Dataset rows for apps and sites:
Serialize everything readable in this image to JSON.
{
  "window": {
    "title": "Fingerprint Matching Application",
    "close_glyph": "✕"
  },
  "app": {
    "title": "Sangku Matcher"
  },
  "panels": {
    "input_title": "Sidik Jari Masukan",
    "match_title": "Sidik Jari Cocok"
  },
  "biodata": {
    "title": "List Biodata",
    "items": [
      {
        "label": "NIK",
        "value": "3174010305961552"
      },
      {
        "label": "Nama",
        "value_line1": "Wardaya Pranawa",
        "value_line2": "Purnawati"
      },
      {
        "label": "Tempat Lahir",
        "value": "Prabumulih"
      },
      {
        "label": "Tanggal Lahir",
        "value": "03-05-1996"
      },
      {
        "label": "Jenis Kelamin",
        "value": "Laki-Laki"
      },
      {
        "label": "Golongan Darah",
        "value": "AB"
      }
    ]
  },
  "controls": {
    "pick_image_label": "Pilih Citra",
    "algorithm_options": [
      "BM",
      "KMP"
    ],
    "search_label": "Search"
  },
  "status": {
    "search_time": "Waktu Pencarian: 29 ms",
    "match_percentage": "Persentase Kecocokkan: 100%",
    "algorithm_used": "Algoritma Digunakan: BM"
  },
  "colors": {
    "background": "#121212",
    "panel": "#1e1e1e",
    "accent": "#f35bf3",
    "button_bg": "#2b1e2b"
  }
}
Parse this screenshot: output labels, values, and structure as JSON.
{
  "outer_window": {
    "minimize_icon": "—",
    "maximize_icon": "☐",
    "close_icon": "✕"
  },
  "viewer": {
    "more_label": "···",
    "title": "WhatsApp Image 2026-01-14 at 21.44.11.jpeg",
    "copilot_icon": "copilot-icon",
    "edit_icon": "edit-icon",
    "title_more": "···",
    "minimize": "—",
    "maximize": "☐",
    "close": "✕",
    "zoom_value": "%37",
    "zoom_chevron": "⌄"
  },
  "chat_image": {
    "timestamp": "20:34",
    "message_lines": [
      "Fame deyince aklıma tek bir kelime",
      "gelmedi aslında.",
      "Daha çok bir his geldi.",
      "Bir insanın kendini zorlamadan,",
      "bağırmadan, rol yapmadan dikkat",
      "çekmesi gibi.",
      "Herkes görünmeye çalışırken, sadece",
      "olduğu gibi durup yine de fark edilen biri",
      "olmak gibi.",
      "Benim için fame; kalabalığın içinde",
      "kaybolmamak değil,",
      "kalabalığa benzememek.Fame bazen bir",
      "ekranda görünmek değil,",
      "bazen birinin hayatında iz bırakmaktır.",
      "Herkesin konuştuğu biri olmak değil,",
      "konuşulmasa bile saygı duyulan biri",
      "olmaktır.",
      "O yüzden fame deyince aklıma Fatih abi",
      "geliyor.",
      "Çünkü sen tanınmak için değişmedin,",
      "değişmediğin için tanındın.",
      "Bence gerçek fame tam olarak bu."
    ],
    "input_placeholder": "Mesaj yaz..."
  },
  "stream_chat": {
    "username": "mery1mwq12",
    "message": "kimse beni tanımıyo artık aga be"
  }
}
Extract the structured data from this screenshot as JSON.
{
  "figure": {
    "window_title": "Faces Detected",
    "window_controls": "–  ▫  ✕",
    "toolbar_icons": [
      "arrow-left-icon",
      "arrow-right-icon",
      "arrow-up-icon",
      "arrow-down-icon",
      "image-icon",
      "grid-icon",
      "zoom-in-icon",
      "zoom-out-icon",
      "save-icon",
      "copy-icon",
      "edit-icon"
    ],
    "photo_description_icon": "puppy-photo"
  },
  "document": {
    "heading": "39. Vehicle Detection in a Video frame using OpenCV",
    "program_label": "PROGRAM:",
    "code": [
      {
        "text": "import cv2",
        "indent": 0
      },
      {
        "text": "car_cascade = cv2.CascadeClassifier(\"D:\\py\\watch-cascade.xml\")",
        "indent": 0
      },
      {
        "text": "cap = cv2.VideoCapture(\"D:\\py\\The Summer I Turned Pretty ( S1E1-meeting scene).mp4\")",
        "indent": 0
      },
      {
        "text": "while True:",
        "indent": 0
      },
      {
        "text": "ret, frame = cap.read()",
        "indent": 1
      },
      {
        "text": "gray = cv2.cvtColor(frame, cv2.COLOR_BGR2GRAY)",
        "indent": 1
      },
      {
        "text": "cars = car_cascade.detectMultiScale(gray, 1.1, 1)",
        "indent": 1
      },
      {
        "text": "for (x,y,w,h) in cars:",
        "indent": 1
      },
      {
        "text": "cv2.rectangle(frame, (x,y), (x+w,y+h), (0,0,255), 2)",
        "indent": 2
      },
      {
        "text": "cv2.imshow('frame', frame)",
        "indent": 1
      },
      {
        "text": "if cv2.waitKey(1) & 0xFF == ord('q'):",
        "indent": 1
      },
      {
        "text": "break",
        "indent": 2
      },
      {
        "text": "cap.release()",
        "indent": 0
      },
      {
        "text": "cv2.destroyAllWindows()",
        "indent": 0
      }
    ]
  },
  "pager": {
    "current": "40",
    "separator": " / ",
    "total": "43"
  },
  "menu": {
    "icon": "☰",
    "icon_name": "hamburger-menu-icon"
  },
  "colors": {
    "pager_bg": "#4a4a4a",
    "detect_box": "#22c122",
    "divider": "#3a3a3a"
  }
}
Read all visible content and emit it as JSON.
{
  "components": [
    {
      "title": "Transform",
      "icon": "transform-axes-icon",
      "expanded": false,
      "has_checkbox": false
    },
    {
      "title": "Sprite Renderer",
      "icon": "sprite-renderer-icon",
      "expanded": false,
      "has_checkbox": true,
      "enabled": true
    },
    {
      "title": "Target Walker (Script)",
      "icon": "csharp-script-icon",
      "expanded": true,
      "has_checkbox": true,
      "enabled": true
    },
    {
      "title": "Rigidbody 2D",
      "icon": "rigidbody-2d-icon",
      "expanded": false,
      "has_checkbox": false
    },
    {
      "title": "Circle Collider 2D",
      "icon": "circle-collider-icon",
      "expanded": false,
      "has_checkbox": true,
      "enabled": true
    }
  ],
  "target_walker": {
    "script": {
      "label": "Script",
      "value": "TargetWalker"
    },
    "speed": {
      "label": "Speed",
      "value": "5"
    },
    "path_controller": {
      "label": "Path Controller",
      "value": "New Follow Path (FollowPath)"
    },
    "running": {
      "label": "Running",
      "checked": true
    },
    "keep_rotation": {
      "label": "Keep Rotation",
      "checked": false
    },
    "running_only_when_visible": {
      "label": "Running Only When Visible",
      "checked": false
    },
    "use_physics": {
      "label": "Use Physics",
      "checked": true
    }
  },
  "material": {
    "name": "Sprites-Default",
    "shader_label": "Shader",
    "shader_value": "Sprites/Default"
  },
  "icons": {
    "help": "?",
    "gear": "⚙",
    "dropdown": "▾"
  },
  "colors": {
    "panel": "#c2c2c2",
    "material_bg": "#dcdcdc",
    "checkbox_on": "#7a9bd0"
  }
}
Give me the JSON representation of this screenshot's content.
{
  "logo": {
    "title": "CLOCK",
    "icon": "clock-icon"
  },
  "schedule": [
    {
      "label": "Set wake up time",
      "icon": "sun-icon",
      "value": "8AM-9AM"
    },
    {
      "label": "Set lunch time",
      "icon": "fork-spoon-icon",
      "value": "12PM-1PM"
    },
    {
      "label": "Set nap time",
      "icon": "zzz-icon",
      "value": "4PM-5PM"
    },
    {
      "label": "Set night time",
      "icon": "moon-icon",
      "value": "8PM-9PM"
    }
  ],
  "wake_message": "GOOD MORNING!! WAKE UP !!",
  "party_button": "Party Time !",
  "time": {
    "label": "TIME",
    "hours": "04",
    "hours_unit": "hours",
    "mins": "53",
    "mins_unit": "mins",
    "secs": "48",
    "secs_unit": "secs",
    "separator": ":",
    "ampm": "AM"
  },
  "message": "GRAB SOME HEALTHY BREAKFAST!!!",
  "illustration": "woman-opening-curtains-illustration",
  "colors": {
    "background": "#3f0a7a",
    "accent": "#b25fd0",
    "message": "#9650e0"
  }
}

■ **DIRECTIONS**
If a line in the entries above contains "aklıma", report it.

■ **ANSWER SECTION**
      "Fame deyince aklıma tek bir kelime",
      "O yüzden fame deyince aklıma Fatih abi",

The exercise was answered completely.